**Your instructions:**
Report back each line of the records that contains the string "English".

Records for the exercise Block Start

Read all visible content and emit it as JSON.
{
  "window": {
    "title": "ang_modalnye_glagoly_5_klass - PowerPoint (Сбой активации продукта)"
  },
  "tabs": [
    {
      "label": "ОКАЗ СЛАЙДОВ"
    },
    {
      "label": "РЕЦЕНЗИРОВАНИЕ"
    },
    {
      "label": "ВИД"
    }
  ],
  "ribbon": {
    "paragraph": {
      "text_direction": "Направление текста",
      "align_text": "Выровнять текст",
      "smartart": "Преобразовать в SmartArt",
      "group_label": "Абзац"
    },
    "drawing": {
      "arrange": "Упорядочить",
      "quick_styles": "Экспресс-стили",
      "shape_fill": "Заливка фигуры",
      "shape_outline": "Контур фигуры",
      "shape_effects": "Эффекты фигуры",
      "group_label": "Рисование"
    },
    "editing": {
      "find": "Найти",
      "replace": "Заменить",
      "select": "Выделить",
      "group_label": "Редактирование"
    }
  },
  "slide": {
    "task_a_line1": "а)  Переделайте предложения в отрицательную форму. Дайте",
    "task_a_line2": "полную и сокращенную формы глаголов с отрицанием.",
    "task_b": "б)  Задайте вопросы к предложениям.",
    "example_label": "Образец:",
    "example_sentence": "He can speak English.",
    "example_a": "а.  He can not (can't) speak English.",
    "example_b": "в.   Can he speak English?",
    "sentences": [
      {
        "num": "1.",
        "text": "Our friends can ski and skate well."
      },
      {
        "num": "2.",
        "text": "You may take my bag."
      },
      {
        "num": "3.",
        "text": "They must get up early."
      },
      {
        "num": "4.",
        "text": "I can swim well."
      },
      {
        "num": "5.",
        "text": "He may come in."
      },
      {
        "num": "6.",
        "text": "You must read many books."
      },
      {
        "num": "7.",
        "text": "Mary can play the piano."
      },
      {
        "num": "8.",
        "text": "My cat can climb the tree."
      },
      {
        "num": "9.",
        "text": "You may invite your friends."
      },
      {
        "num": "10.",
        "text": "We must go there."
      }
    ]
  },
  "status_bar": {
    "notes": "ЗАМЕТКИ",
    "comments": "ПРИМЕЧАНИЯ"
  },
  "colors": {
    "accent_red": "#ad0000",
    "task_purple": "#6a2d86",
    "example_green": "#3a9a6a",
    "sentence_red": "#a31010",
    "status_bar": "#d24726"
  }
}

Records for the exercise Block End

**Finished task:**
    "example_sentence": "He can speak English.",
    "example_a": "а.  He can not (can't) speak English.",
    "example_b": "в.   Can he speak English?",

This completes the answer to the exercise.